It’s been two weeks of retrospective. Two weeks of well-how-did-I-do? Two weeks of just trying to sit with the reality that my day-in and day-out parenting of this child is coming to an end to be replaced by something else – still parenting, but from a distance and on an as-needed basis. And the regret, no avoiding that.
This weekend, while daughter was on a special sea-kayaking trip with little brother and dad (he can’t even talk about her leaving), I went to a beautiful park with two of my nephews. There’s a creek there with a beautiful natural pool. They splashed while I sat on the edge and thought.
Sharing my little rock ledge was a young mom with her husband and her two little ones, ages four and six. Both kiddos would go careening out into the water, splashing and stomping and then come back to mom. Out into the world, back to mom. Out and back. And yes, I know, I pray, my daughter will come back. And I know it will be a little different when she does.
It was all I could do not to grab this woman by the shoulders and weep, “Pay attention! Love this! Enjoy this! It won’t last forever!” When one of her kiddos accidentally came back to me instead of his mom (getting me a little wet in the process) she hurried to apologize. I assured her that I didn’t mind in the least and it gave us an opening to talk.
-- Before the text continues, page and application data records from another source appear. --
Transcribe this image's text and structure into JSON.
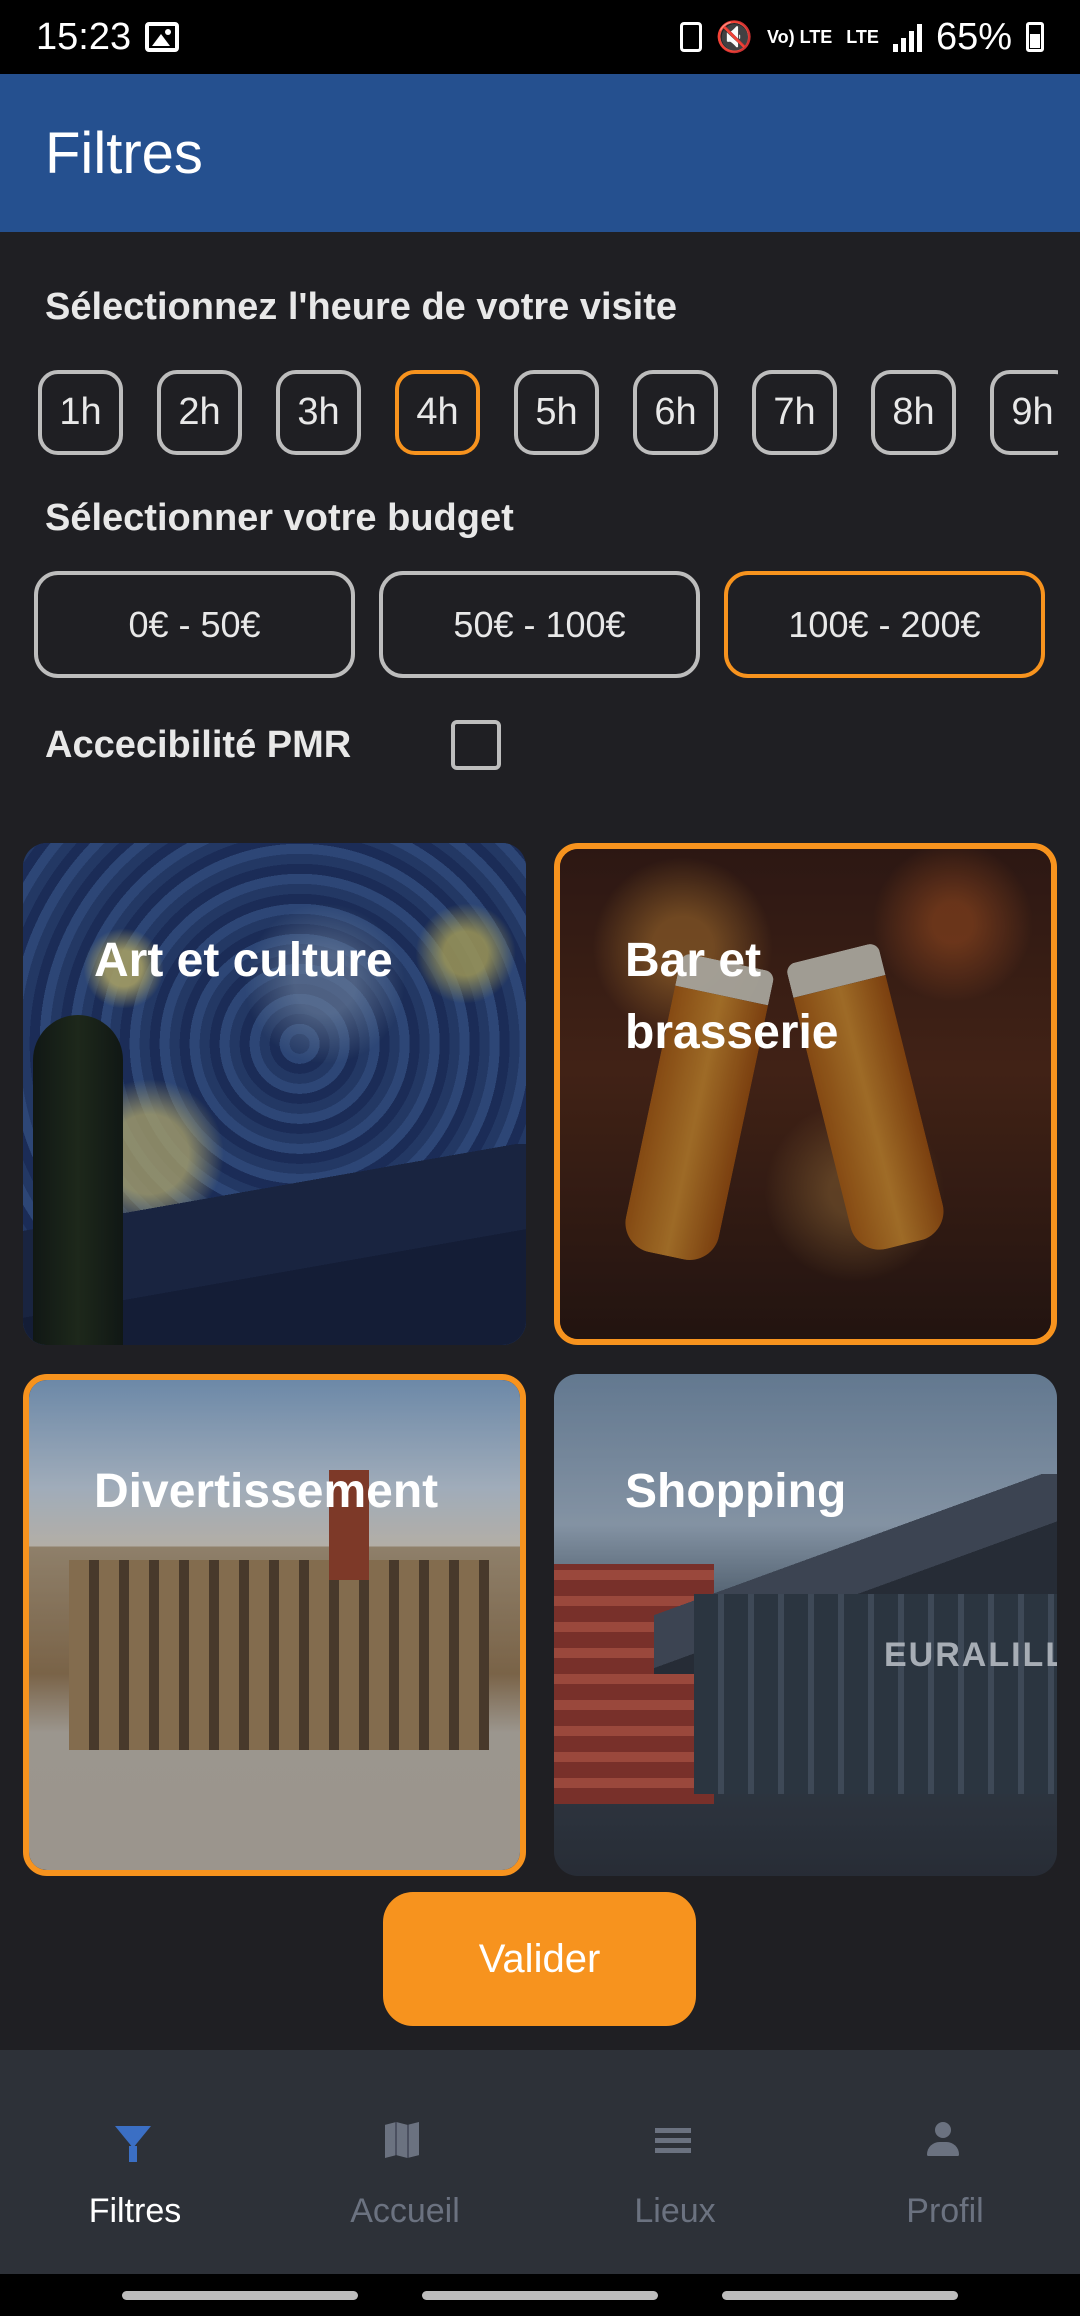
{
  "status_bar": {
    "time": "15:23",
    "network_volte": "Vo) LTE",
    "network_lte": "LTE",
    "battery": "65%"
  },
  "app_bar": {
    "title": "Filtres"
  },
  "hours": {
    "title": "Sélectionnez l'heure de votre visite",
    "options": [
      "1h",
      "2h",
      "3h",
      "4h",
      "5h",
      "6h",
      "7h",
      "8h",
      "9h"
    ],
    "selected": "4h"
  },
  "budget": {
    "title": "Sélectionner votre budget",
    "options": [
      "0€ - 50€",
      "50€ - 100€",
      "100€ - 200€"
    ],
    "selected": "100€ - 200€"
  },
  "pmr": {
    "label": "Accecibilité PMR",
    "checked": false
  },
  "categories": [
    {
      "label": "Art et culture",
      "selected": false
    },
    {
      "label": "Bar et brasserie",
      "selected": true
    },
    {
      "label": "Divertissement",
      "selected": true
    },
    {
      "label": "Shopping",
      "selected": false,
      "sign": "EURALILLE"
    }
  ],
  "validate_button": {
    "label": "Valider"
  },
  "bottom_nav": {
    "items": [
      {
        "label": "Filtres",
        "icon": "filter-icon",
        "active": true
      },
      {
        "label": "Accueil",
        "icon": "map-icon",
        "active": false
      },
      {
        "label": "Lieux",
        "icon": "list-icon",
        "active": false
      },
      {
        "label": "Profil",
        "icon": "person-icon",
        "active": false
      }
    ]
  },
  "colors": {
    "accent": "#f7931e",
    "app_bar": "#25508f",
    "background": "#1f1f23",
    "nav_active_icon": "#3b6fc4"
  }
}
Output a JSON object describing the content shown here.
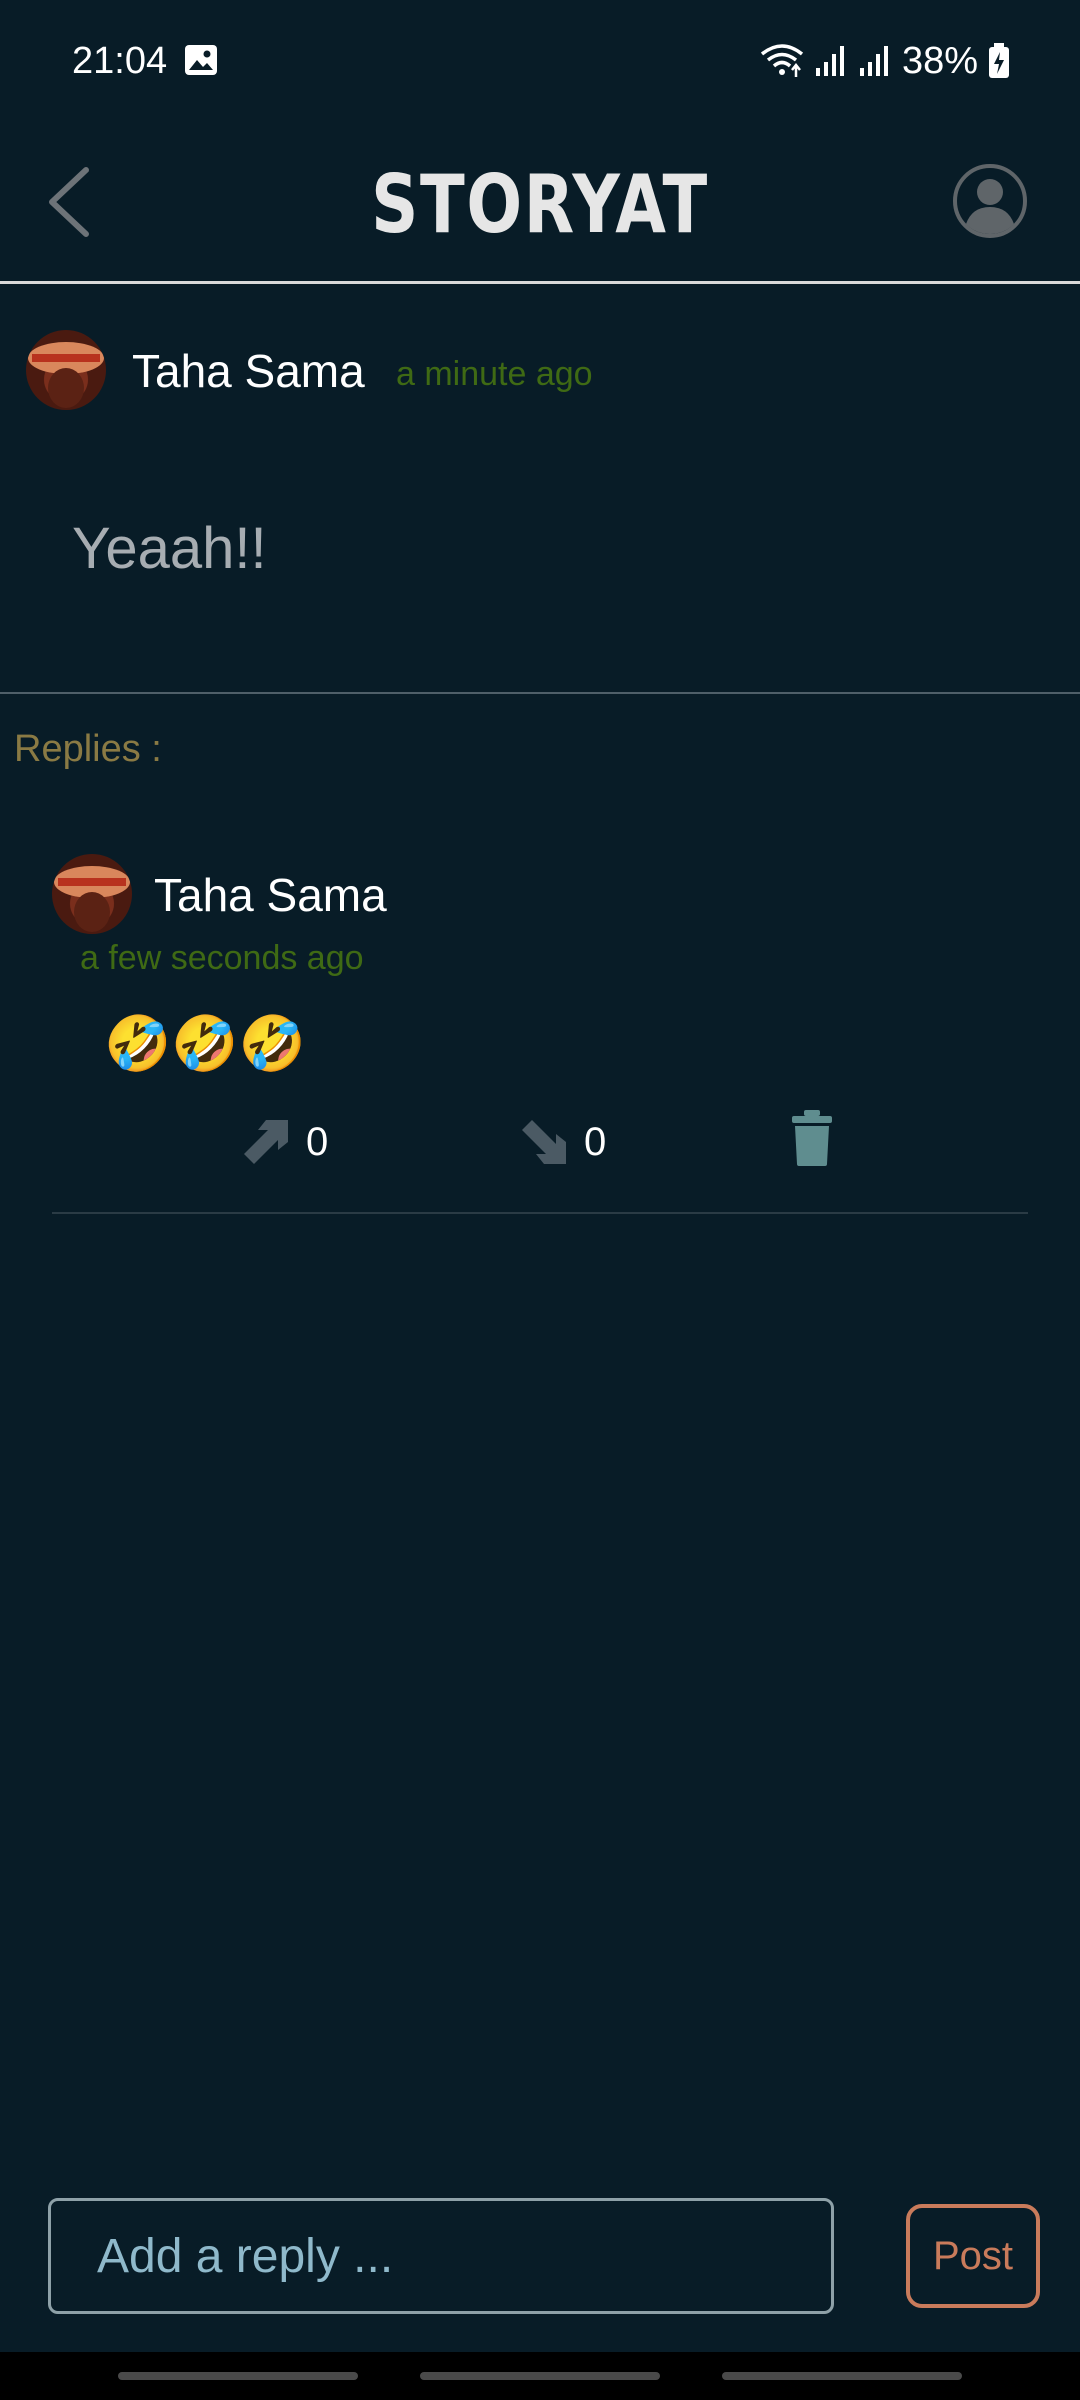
{
  "status_bar": {
    "time": "21:04",
    "battery": "38%",
    "icons": [
      "image-icon",
      "wifi-icon",
      "signal-icon",
      "signal-icon",
      "battery-charging-icon"
    ]
  },
  "app_bar": {
    "title": "STORYAT",
    "back_icon": "chevron-left-icon",
    "profile_icon": "account-circle-icon"
  },
  "post": {
    "author": "Taha Sama",
    "time": "a minute ago",
    "text": "Yeaah!!"
  },
  "replies": {
    "label": "Replies :",
    "items": [
      {
        "author": "Taha Sama",
        "time": "a few seconds ago",
        "text": "🤣🤣🤣",
        "likes": "0",
        "dislikes": "0"
      }
    ]
  },
  "composer": {
    "placeholder": "Add a reply ...",
    "post_label": "Post"
  },
  "colors": {
    "background": "#081c27",
    "time_green": "#3f6a14",
    "replies_label": "#8a7a44",
    "post_button": "#c97b5b",
    "icon_gray": "#4b5a64",
    "trash_teal": "#5f8d8f"
  }
}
I told her about my daughter getting ready for her independence. We talked about the constant pull back to home from our jobs. She and I had both left jobs that required us to be away from home too much and neither of us had the tiniest bit of regret for that decision. We both found jobs that allowed for a better balance, more flexibility. We talked about the fact that, while we occasionally hated our jobs, occasionally even despised the work that took us from our kids, we were grateful for that work too. Grateful to keep a toe in the outside world, grateful to be a financial full-partner in the marriage, grateful to always be hungry for time with our kids.
“It’s great to talk to someone that gets it,” She said.
I get it.
Love your life, Mamma. Love the imperfect wonderful mess of it.
Because you only get to live this bit for a little while.
When your kiddo is ready to move on, when you are the one sitting on your sofa with their moving boxes all around you, wondering if you did a good job, thinking about how much you’ll miss kiddo’s smile, I hope you have very few regrets, tens of thousands of lovely memories, and a rock solid relationship with kiddo, ready to grow to the next place.